I have always found it tragic to hear of those who have gone off to war and, having endured the inevitable gruelling toll, return to find little support or understanding. There are numerous examples of this in recent history, with the Vietnam War being a particularly pertinent one. Without entering into the debate of whether this war, or any other, is justified I can’t help but feel a huge sadness for those who gave so much to do what they felt was right, and were then left to deal with the consequences on their own.

Continue reading Epilogue

‘Tis the new season

Before moving to Canberra, God gave us a picture of the road ahead. I saw a path that was littered with obstacles, crevices and red tape, and we were helping one another over and round the obstacles, carefully picking our path.

During our time in missions, we have received two such warnings and, reflecting on our experiences, I doubt we’ll ever minimise God’s caution again! The last two years have indeed been marked with practical barriers, communication breakdowns and relational issues.

Continue reading ‘Tis the new season

Genetic diversity

As we expected, our time at the YWAM DNA Infusion Leaders’ Meeting in Townsville was one that has marked our year and elegantly divided it into a ‘before’ and ‘after’.

We thoroughly enjoyed being in the presence of so many cultures and languages, with their various expressions in worship and storytelling. There is so much richness in this diversity, so much to learn if you keep your heart open (and don’t do a Michal). For example, I had no idea that potted plants make very amusing and cheerful banner substitutes (wish I had a picture of that to show you!).

Continue reading Genetic diversity

Better Together

Looking back, I can see that the history of this blog has a few recognisable fingerprints on it. Dani will be the first to agree with me that we are not social media people (at times I’m not even a social person!). So when we first headed out to Fiji and decided to write a blog as part diary/part update for our family and friends, it was a touch uncharacteristic for us. At that stage we had no intentions whatsoever that we would still be doing missions work 4 years later and depending so heavily on God for provision. Yet I have a hard time imagining how we would have been able to handle the tough times had we not started this little project way back then. Continue reading Better Together

Blurred Lines

It appears that I (Al) am overdue making a contribution to our blog, and so I sit and type! In all honesty I have withheld slightly in recent months as it is undoubtedly harder to enthusiastically promote our current roles than it used to be. In medical missions there was a very clear and immediate cause/effect, and with a few photos it wasn’t difficult to convey our purpose. With our current roles being focused on the long-term, and with landmarks hard to identify and describe, I suspect that my attempts to do justice to our work will seem underwhelming. Continue reading Blurred Lines

The bits in between

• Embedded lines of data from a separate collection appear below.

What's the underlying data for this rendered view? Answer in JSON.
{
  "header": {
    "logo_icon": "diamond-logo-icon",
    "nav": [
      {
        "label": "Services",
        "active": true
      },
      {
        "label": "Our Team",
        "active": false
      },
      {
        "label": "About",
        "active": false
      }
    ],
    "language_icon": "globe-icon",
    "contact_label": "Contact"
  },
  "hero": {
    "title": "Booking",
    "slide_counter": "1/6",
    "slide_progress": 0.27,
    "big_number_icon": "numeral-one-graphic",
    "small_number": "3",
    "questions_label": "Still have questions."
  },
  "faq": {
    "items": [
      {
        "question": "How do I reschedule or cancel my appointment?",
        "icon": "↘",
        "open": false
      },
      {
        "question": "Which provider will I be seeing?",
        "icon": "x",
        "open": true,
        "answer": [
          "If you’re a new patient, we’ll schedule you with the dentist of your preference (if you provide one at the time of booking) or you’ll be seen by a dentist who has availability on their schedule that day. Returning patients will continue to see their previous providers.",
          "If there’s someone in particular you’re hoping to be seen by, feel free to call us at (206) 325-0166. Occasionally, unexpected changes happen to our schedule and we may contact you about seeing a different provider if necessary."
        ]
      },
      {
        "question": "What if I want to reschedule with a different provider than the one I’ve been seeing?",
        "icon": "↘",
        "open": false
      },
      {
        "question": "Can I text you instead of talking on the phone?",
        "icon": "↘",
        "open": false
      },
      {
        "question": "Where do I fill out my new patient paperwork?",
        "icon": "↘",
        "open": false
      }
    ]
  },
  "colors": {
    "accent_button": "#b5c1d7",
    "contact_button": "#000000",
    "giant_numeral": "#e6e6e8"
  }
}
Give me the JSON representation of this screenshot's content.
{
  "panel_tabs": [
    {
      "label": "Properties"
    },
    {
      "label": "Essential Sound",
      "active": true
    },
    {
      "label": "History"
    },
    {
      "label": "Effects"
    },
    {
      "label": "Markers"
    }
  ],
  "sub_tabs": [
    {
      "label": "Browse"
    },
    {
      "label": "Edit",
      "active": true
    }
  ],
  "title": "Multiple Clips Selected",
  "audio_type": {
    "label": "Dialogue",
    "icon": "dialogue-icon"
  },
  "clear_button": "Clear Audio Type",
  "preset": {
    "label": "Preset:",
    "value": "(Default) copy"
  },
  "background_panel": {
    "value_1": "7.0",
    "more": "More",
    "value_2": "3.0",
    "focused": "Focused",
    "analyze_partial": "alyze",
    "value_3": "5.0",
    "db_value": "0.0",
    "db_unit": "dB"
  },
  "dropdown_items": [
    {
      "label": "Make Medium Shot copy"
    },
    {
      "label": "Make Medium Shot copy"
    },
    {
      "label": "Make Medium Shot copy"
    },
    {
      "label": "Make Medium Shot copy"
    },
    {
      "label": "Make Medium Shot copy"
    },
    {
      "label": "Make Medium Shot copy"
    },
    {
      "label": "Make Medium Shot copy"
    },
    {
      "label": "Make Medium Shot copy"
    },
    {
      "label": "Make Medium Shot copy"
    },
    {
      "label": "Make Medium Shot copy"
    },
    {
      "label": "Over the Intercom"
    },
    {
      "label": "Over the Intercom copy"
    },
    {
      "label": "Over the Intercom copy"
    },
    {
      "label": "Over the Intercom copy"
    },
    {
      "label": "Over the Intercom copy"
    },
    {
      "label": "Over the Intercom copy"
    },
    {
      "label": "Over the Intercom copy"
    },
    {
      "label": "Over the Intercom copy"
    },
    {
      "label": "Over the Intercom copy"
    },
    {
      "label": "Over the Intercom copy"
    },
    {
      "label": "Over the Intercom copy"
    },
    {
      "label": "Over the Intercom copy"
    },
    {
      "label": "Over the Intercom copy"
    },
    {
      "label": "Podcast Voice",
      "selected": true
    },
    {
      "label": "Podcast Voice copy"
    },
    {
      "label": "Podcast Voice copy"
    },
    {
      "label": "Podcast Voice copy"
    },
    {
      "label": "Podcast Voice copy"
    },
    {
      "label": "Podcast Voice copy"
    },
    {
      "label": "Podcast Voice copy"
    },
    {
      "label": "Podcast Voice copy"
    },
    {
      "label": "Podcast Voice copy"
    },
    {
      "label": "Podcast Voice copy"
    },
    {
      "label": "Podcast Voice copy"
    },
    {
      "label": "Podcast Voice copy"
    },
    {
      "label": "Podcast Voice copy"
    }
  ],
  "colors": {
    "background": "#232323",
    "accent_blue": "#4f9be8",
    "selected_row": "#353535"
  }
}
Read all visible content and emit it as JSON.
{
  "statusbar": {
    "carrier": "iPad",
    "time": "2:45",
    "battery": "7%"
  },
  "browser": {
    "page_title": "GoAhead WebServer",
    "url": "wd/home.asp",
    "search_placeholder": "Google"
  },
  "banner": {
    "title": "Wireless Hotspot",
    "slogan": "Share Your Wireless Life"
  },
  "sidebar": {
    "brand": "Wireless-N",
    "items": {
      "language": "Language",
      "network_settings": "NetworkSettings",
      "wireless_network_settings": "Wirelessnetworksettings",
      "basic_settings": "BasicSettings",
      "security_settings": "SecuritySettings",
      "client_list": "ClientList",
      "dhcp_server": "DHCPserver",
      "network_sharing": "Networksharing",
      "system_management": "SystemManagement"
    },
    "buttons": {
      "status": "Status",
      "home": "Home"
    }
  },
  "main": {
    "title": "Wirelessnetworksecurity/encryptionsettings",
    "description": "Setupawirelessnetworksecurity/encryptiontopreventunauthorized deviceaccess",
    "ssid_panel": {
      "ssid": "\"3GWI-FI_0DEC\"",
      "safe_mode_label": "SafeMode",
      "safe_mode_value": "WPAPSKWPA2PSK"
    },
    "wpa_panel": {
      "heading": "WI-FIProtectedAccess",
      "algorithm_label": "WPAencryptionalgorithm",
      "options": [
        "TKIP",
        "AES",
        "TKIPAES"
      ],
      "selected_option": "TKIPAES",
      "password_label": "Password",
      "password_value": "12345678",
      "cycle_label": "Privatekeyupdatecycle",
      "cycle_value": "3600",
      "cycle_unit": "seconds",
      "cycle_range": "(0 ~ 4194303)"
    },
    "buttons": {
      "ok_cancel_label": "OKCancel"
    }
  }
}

Like many missionaries, we found that our social, spiritual and work life in Fiji tended to intermingle as one.  There was no divide between the sacred and secular, between work and play.  Looking back now I can see how God used that to help me unlearn some very ingrained Western thinking: that my value is matched to my productivity.  My mind still, at times, struggles to not let my sense of identity and worth be defined by the notion that “since I’ve been given much, I must accomplish much”.  Our culture labels certain tasks as significant whilst undervaluing others, yet God calls us to be faithful in the small things first. Continue reading The bits in between

Didgeridoo deja vu

G’day. Yup, after our quasi-furlough we are back in Australia.

It was undeniably refreshing to experience a healthy dose of the familiar over the past months. In addition to the encouragement and joy from precious time with family and friends, we were completely embraced by Community Church Edinburgh as well as Ballywillan Presbytarian Church in Portrush. What a difference it makes to know the backing and enjoy the fellowship of a community of faith-filled people. And so, apart from the remote work undertaken to uphold our RescueNet responsibilities, we were able to somewhat disconnect and reassess the mission we have lived this past year in Canberra. Simply put, our time in the UK did us good. We return to our work now with a renewed sense of God’s purposes and a better understanding of what we are called to in the season ahead. Continue reading Didgeridoo deja vu